Mideast time line
In the Middle East, May 4 and May 17 loom large on the calendar. For a long time it was feared that Yasir Arafat would declare the formation of a Palestinian state on May 4. That's the deadline set by the Oslo Accords for the parties to settle their differences. But such a declaration would give Israel an excuse to abandon the peace negotiations and crack down even further on Palestinian freedoms.
A May 4 declaration of Palestinian nationhood would also greatly influence the outcome of Israel's May 17 election for prime minister, presumably in favor of Benjamin Netanyahu. He has presented himself in the campaign as the toughest guy on the block--someone who would be tougher in dealing with Arafat than either Labor candidate Ehud Barak or Center Party leader Yitzhak Mordechai. Both Barak and Mordechai are likely to take a more moderate stance toward the Palestinians. With that in mind, Arafat has decided not to declare statehood on May 4.
The need for moderation in Israeli policy is strong. Amira Hass, a correspondent for the Israeli newspaper Ha'aretz, recently itemized some of the actions "that have been carried out by our strong nation and its representatives on the West Bank" in one week's time. She pointed to reports that Israeli soldiers destroyed the homes of Fayez Jaber in Hebron and of Layla A-Sabarna in the village of Bet Omar because they were built without permits. During that same week, Hass reports, Jewish settlers encountered no problems as they continued "to set up beachheads throughout the West Bank, using prefabricated structures."
Also during that week, Jerusalem officials "issued a demolition order for a mosque in the village of Walajeh, which borders on the Jerusalem neighborhood of Gilo, which is expanding in the direction of homes in the village. In the city of Al Khader, south of Bethlehem, the Civil Administration has ordered the demolition of a wing of the Flowers of Hope School. Meanwhile, Jewish settlers residing in Efrat, a city that has been built in part on lands belonging to Al Khader, are making rapid progress in paving a road that will connect Efrat with Herodion to the east."
These actions, just a few of many cited by Hass, are all sanctioned by Israeli laws that permit the "demolition of Palestinian homes [and] the granting of permission to Jewish settlers to continue building on the West Bank." What does the Clinton administration have to say about what Hass describes as "thoroughly conceived oppression, imposed to further nationalist goals"? What does the U.S. say about the Jewish settlements in the West Bank, Gaza and the Golan Heights, and about all changes in disputed areas during the peace process--all of which violate the Oslo Accords and are illegal under international law? It officially says it disapproves.
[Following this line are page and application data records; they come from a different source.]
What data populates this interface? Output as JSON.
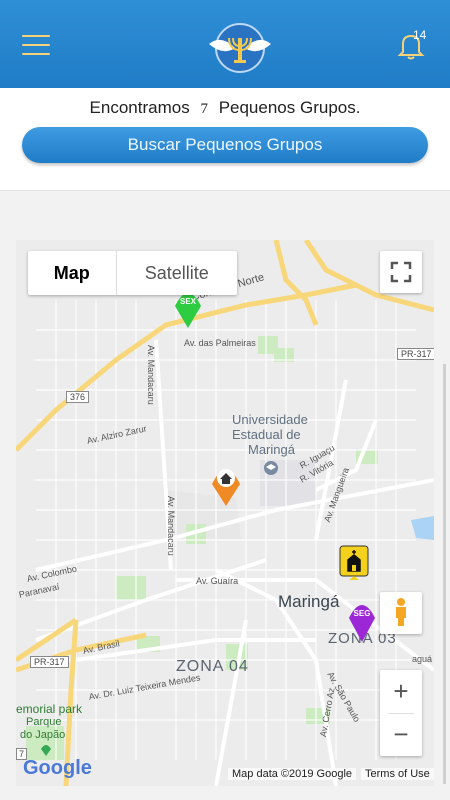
{
  "app": {
    "notification_count": "14"
  },
  "icons": {
    "menu": "hamburger-menu-icon",
    "logo": "menorah-doves-logo",
    "bell": "bell-icon",
    "fullscreen": "fullscreen-icon",
    "pegman": "pegman-icon",
    "church": "church-icon",
    "home": "home-icon"
  },
  "summary": {
    "prefix": "Encontramos",
    "count": "7",
    "suffix": "Pequenos Grupos."
  },
  "search_button": "Buscar Pequenos Grupos",
  "map": {
    "type_map": "Map",
    "type_satellite": "Satellite",
    "zoom_in": "+",
    "zoom_out": "−",
    "attribution": "Map data ©2019 Google",
    "terms": "Terms of Use",
    "google_logo": "Google",
    "labels": {
      "contorno_norte": "Contorno Norte",
      "palmeiras": "Av. das Palmeiras",
      "pr317_top": "PR-317",
      "pr317_bottom": "PR-317",
      "r376": "376",
      "mandacaru_1": "Av. Mandacaru",
      "mandacaru_2": "Av. Mandacaru",
      "zarur": "Av. Alziro Zarur",
      "university_1": "Universidade",
      "university_2": "Estadual de",
      "university_3": "Maringá",
      "iguacu": "R. Iguaçu",
      "vitoria": "R. Vitória",
      "mangueira": "Av. Mangueira",
      "colombo": "Av. Colombo",
      "paranavai": "Paranavaí",
      "guaira": "Av. Guaíra",
      "maringa": "Maringá",
      "zona03": "ZONA 03",
      "zona04": "ZONA 04",
      "brasil": "Av. Brasil",
      "teixeira": "Av. Dr. Luiz Teixeira Mendes",
      "memorial": "emorial park",
      "parque_1": "Parque",
      "parque_2": "do Japão",
      "saopaulo": "Av. São Paulo",
      "cerroazul": "Av. Cerro Az",
      "aguaria": "aguá",
      "num7": "7"
    },
    "markers": {
      "sex": "SEX",
      "seg": "SEG"
    },
    "colors": {
      "marker_green": "#2ecc40",
      "marker_purple": "#9b27d6",
      "marker_orange": "#f08a24",
      "marker_yellow": "#f4d11c",
      "highway": "#f8d77a",
      "park": "#cdebc0"
    }
  }
}
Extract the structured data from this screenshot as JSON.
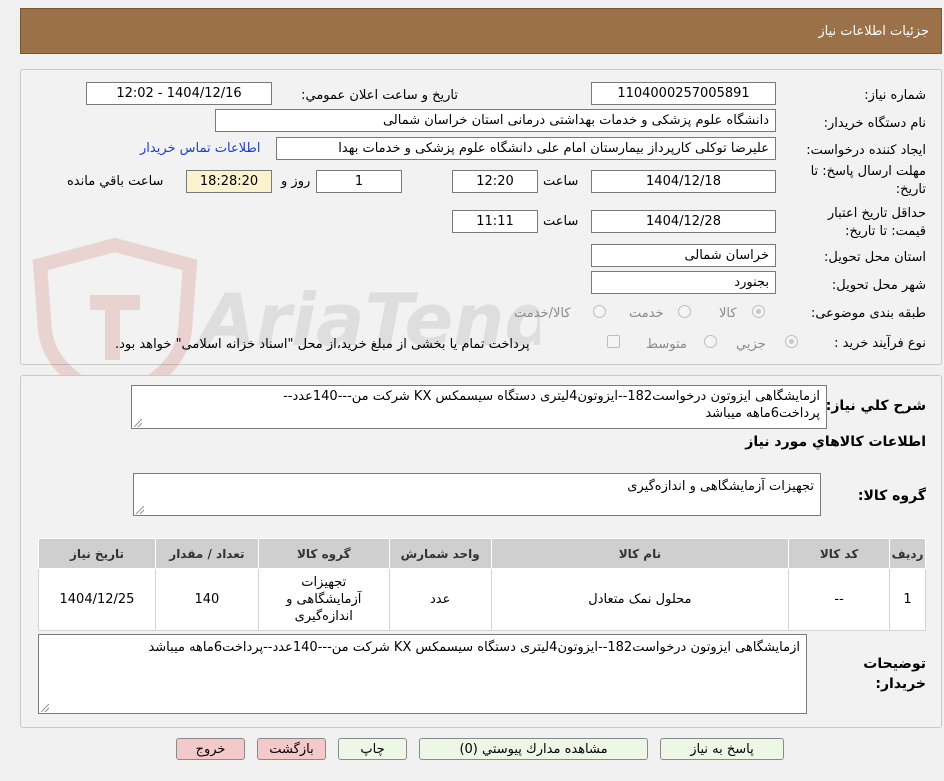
{
  "header": {
    "title": "جزئیات اطلاعات نیاز"
  },
  "form": {
    "need_number": {
      "label": "شماره نیاز:",
      "value": "1104000257005891"
    },
    "announce_datetime": {
      "label": "تاریخ و ساعت اعلان عمومي:",
      "value": "1404/12/16 - 12:02"
    },
    "buyer_org": {
      "label": "نام دستگاه خریدار:",
      "value": "دانشگاه علوم پزشکی و خدمات بهداشتی درمانی استان خراسان شمالی"
    },
    "requester": {
      "label": "ایجاد کننده درخواست:",
      "value": "علیرضا توکلی کارپرداز بیمارستان امام علی دانشگاه علوم پزشکی و خدمات بهدا",
      "contact_link": "اطلاعات تماس خریدار"
    },
    "deadline": {
      "label_line1": "مهلت ارسال پاسخ: تا",
      "label_line2": "تاریخ:",
      "date": "1404/12/18",
      "time_label": "ساعت",
      "time": "12:20",
      "days": "1",
      "days_label": "روز و",
      "remaining": "18:28:20",
      "remaining_label": "ساعت باقي مانده"
    },
    "price_validity": {
      "label_line1": "حداقل تاریخ اعتبار",
      "label_line2": "قیمت: تا تاریخ:",
      "date": "1404/12/28",
      "time_label": "ساعت",
      "time": "11:11"
    },
    "province": {
      "label": "استان محل تحویل:",
      "value": "خراسان شمالی"
    },
    "city": {
      "label": "شهر محل تحویل:",
      "value": "بجنورد"
    },
    "category": {
      "label": "طبقه بندی موضوعی:",
      "options": [
        "کالا",
        "خدمت",
        "کالا/خدمت"
      ],
      "selected": "کالا"
    },
    "process_type": {
      "label": "نوع فرآیند خرید :",
      "options": [
        "جزیي",
        "متوسط"
      ],
      "selected": "جزیي",
      "payment_note": "پرداخت تمام یا بخشی از مبلغ خرید،از محل \"اسناد خزانه اسلامی\" خواهد بود."
    }
  },
  "details": {
    "summary_label": "شرح کلي نیاز:",
    "summary_line1": "ازمایشگاهی ایزوتون درخواست182--ایزوتون4لیتری دستگاه سیسمکس KX شرکت من---140عدد--",
    "summary_line2": "پرداخت6ماهه میباشد",
    "goods_info_title": "اطلاعات کالاهاي مورد نیاز",
    "goods_group_label": "گروه کالا:",
    "goods_group_value": "تجهیزات آزمایشگاهی و اندازه‌گیری",
    "table": {
      "headers": [
        "ردیف",
        "کد کالا",
        "نام کالا",
        "واحد شمارش",
        "گروه کالا",
        "تعداد / مقدار",
        "تاریخ نیاز"
      ],
      "rows": [
        {
          "row": "1",
          "code": "--",
          "name": "محلول نمک متعادل",
          "unit": "عدد",
          "group_line1": "تجهیزات",
          "group_line2": "آزمایشگاهی و",
          "group_line3": "اندازه‌گیری",
          "qty": "140",
          "date": "1404/12/25"
        }
      ]
    },
    "buyer_notes_label_line1": "توضیحات",
    "buyer_notes_label_line2": "خریدار:",
    "buyer_notes": "ازمایشگاهی ایزوتون درخواست182--ایزوتون4لیتری دستگاه سیسمکس KX شرکت من---140عدد--پرداخت6ماهه میباشد"
  },
  "buttons": {
    "reply": "پاسخ به نیاز",
    "attachments": "مشاهده مدارك پیوستي (0)",
    "print": "چاپ",
    "back": "بازگشت",
    "exit": "خروج"
  },
  "watermark": {
    "text": "AriaTender.neT"
  }
}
But this disapproval is expressed very gently during a political campaign that President Clinton obviously hopes Netanyahu will lose. Martin Indyk, assistant U.S. secretary of state, said in Israel on April 12 that he has "concerns" about the ongoing expansion of settlements. Earlier, during a visit with Israeli Foreign Minister Ariel Sharon, Secretary of State Madeleine Albright said the U.S. "does not look kindly on Israel's continued settlement building."
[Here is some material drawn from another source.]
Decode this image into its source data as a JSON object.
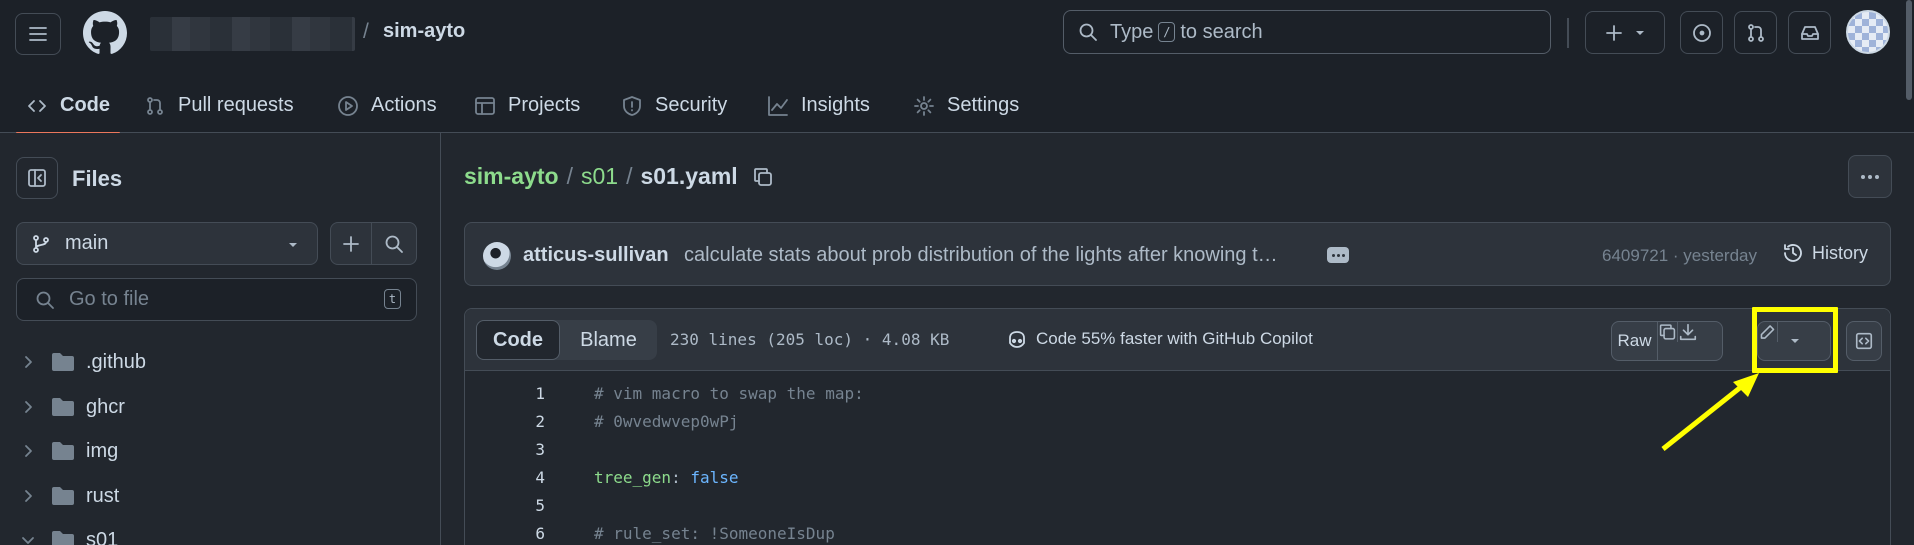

With or without elections, of course, the U.S. speaks gently to Israel; to say one has "concerns" and does not look "kindly" is hardly fearsome language. According to the Jerusalem Post, Indyk feels that "despite various differences with the [Israeli] government, strategic cooperation remains on firm ground."
Indyk is not a visitor to strike terror in the hearts of Israeli officialdom. His pro-Israel credentials are well known, both to Israelis and Palestinians. He worked for a time in Israel before moving to the U.S. to work for the American Israeli Public Affairs Committee (AIPAC), the major Israeli lobby in Washington. After a brief stint as Bill Clinton's adviser on the Middle East, Indyk was named ambassador to Israel. He is now assistant secretary of state for Near Eastern affairs, the State Department's top Middle East policymaking position.
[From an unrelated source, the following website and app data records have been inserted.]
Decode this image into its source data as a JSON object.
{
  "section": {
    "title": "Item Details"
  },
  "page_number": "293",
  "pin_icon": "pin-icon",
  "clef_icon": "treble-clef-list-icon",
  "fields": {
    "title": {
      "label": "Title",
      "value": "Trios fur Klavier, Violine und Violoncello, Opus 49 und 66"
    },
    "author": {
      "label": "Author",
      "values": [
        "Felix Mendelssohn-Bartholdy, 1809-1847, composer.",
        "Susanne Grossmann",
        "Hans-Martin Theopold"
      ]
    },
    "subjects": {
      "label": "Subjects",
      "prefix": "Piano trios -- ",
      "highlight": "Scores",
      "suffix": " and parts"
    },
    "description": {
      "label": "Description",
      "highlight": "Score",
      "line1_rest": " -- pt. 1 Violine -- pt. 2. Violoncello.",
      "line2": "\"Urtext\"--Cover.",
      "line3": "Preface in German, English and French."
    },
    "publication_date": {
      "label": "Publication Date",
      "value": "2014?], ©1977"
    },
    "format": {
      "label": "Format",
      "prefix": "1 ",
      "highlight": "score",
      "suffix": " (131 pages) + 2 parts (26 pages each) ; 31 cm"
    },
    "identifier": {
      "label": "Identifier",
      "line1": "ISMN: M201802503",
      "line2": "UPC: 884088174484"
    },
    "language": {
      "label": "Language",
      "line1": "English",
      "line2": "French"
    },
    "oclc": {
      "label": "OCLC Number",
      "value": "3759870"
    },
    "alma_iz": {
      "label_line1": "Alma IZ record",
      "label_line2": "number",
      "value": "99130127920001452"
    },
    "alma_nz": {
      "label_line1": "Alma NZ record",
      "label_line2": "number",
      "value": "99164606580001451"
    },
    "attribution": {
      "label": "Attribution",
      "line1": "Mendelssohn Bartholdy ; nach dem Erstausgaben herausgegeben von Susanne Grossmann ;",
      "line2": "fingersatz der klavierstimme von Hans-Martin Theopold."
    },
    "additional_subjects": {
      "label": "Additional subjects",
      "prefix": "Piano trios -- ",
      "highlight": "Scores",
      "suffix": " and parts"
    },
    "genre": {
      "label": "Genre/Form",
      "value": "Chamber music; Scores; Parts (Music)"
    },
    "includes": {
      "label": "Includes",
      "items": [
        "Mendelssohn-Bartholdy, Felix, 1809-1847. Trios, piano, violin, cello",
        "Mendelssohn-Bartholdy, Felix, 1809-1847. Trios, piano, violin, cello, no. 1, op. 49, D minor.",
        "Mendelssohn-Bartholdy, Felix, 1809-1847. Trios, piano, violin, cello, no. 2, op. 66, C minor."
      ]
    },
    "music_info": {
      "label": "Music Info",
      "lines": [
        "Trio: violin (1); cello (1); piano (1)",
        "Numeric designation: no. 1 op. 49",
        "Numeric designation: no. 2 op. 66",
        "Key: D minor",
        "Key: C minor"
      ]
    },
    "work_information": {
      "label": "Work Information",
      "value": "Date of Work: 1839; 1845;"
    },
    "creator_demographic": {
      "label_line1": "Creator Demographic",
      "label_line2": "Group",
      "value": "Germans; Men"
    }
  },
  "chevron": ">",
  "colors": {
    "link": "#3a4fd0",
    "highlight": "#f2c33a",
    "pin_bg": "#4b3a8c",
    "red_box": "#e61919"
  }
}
What Indyk really delivered on his recent trip to Israel was the Big Wink, which says: We all know what is going on here, and you understand that I must express disapproval of your policies, but please, don't let us stand in your way in establishing so many "facts on the ground" that when a Palestinian state does finally emerge, it will be a weak collection of isolated patches of land, not unlike those isolated reservations to which the U.S. government dispatched Native Americans a century ago.
Israel's Supreme Court continues to uphold laws that permit the demolition of Palestinian homes, the confiscation of Palestinian land to build Israeli-only bypass roads, the refusal of building permits for Palestinian families, unwarranted police searches of Palestinian homes, the lifting of identification cards of longtime Palestinian Jerusalem residents, and tight security at checkpoints that keep Palestinians confined to their pitifully cramped and isolated cities and villages. When these individual oppressive acts are reported in the media, laments Amira Hass, the reports do not "convey the depressing significance of life under a regime that arrogantly, deliberately and consistently discriminates."
The ray of hope in this dismal report is the fact that Hass writes for a major Israeli newspaper. Her reports from the West Bank are read by a large number of Israelis. Many of them will vote against Netanyahu on May 17.